### ENTRIES SHOWN
---

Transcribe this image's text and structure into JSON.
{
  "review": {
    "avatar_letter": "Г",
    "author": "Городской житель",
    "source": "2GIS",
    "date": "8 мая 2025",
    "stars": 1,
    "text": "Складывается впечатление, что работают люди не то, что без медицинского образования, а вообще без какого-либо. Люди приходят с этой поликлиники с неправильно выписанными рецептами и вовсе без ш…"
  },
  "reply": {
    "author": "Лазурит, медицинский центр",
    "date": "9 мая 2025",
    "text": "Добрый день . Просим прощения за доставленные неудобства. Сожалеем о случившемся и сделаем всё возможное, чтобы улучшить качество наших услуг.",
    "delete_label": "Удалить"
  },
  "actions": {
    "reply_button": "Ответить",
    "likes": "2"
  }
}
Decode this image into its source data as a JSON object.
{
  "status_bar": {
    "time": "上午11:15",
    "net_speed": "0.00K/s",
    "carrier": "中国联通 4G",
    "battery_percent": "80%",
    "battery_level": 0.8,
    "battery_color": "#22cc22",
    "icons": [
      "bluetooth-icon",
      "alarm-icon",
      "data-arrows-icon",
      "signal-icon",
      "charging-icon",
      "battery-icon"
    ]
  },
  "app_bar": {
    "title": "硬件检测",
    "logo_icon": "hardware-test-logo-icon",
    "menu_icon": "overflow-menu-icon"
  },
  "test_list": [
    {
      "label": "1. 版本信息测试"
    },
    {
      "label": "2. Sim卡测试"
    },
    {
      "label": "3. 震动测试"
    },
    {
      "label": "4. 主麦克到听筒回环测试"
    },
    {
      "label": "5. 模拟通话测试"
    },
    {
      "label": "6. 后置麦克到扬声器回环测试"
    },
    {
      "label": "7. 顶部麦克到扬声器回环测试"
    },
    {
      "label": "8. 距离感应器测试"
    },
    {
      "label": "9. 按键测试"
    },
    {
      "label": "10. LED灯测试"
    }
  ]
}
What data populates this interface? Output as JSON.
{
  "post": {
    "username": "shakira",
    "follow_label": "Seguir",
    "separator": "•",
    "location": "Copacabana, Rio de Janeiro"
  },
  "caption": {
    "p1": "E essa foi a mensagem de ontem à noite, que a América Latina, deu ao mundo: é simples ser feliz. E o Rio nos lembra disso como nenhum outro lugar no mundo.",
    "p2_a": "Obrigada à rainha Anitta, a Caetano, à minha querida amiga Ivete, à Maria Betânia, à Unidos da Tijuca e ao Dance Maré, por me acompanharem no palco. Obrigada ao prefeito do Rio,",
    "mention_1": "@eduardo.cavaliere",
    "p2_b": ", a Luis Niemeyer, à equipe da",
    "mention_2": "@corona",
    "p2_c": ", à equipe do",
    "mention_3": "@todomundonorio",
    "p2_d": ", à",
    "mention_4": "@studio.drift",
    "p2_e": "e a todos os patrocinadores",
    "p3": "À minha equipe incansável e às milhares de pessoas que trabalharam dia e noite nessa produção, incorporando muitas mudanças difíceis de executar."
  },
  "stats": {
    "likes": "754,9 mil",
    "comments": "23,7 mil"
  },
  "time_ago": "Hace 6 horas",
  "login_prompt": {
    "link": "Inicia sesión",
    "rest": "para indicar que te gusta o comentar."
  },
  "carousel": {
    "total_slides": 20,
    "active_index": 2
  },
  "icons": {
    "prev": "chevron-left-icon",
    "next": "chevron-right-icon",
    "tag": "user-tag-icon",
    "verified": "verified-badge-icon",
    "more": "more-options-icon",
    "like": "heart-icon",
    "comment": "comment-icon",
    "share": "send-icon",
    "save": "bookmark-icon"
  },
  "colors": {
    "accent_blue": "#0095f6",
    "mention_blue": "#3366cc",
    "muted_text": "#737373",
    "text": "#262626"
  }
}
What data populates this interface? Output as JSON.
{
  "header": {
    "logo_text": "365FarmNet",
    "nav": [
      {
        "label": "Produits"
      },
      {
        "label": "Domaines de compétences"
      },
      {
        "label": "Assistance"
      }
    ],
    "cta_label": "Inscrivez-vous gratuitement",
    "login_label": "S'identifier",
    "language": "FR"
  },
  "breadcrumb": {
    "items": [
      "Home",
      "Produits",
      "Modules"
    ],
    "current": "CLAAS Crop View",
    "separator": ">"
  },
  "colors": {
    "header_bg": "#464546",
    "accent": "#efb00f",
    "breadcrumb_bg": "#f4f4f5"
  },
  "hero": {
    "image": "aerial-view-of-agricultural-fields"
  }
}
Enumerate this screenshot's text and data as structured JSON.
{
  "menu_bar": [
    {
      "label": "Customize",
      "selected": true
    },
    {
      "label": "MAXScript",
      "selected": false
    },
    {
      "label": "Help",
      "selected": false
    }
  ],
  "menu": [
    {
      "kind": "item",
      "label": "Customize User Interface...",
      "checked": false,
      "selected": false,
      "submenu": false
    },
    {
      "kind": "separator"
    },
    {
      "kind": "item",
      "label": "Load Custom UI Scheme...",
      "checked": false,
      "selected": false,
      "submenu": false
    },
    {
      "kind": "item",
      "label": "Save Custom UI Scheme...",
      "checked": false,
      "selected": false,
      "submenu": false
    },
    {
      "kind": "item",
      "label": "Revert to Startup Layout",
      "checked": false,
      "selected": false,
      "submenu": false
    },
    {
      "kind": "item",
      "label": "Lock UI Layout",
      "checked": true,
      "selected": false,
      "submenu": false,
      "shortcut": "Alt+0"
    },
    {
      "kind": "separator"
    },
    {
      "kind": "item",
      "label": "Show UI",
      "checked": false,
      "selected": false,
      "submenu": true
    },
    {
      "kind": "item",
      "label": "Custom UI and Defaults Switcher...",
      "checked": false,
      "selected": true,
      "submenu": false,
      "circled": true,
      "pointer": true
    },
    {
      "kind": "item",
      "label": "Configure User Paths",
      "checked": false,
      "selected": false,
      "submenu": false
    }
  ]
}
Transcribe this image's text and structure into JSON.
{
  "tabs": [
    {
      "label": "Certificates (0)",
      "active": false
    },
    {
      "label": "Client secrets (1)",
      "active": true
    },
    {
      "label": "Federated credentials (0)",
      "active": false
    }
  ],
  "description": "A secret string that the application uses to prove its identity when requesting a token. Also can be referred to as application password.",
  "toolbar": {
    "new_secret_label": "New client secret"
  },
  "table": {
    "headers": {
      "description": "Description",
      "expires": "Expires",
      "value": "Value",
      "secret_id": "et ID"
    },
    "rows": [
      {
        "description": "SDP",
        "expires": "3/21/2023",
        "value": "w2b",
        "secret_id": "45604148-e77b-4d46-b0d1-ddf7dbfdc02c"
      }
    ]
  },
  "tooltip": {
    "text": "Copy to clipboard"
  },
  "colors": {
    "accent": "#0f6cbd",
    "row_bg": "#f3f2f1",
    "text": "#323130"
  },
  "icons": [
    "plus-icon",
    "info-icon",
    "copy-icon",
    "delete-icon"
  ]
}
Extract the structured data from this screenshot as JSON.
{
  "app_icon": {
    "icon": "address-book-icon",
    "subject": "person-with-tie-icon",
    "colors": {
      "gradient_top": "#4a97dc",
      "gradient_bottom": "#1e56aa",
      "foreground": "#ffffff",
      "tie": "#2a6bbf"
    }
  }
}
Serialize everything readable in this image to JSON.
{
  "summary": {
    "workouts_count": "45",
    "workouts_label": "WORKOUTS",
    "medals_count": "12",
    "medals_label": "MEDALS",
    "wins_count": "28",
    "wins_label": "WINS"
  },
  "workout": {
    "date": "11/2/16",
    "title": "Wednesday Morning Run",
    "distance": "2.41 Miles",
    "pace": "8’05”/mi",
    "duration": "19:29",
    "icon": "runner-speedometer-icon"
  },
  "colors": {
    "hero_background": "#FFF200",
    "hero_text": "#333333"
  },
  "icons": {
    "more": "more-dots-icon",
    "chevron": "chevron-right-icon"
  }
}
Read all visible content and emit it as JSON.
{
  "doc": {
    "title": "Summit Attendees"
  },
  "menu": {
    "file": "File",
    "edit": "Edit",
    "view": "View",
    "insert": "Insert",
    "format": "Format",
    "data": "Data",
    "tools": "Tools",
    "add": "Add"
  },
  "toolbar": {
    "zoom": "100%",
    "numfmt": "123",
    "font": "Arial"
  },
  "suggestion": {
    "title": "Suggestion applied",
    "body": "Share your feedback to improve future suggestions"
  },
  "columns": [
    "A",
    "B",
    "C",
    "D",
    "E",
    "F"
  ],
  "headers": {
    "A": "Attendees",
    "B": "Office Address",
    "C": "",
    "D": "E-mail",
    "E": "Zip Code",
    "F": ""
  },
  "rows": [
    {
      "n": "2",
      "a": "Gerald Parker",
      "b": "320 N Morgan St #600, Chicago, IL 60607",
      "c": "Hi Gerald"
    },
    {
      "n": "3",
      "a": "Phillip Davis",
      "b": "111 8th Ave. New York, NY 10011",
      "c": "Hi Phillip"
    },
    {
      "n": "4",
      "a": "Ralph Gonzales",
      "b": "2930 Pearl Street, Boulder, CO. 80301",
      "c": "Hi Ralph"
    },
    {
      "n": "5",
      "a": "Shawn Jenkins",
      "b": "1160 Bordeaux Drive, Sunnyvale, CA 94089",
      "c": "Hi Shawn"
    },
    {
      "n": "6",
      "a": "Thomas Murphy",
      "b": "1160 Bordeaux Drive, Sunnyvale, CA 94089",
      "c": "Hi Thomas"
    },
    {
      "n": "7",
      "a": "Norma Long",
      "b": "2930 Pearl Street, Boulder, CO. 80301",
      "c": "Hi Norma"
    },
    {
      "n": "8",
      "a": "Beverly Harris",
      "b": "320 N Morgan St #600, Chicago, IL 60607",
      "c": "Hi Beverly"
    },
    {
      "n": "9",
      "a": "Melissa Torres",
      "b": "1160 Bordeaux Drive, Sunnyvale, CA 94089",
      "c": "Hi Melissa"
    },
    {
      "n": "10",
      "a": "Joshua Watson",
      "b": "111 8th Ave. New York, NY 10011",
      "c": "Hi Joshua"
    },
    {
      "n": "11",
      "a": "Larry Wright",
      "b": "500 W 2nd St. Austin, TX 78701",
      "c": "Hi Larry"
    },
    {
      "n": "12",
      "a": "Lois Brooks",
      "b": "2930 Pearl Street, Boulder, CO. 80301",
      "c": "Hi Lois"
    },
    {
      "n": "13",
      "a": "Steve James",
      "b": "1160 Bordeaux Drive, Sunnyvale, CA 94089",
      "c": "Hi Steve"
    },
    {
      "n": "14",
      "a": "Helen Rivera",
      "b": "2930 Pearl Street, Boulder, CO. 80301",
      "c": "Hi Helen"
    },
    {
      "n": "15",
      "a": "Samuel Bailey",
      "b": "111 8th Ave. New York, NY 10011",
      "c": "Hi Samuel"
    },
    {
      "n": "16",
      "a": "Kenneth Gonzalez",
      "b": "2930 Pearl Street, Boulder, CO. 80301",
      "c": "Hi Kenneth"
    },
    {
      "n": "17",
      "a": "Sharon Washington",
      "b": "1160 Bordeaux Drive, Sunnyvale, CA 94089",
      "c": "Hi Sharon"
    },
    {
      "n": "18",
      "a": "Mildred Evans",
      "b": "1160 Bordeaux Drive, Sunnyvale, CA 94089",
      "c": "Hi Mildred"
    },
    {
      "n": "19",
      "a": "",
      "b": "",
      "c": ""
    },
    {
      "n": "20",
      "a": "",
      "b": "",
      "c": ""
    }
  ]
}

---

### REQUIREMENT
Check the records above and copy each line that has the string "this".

### TASK RESPONSE
Transcribe this image's text and structure into JSON.
Decode this image into its source data as a JSON object.
What data populates this interface? Output as JSON.
What data populates this interface? Output as JSON.
Enumerate this screenshot's text and data as structured JSON.
Transcribe this image's text and structure into JSON.
Extract the structured data from this screenshot as JSON.
Serialize everything readable in this image to JSON.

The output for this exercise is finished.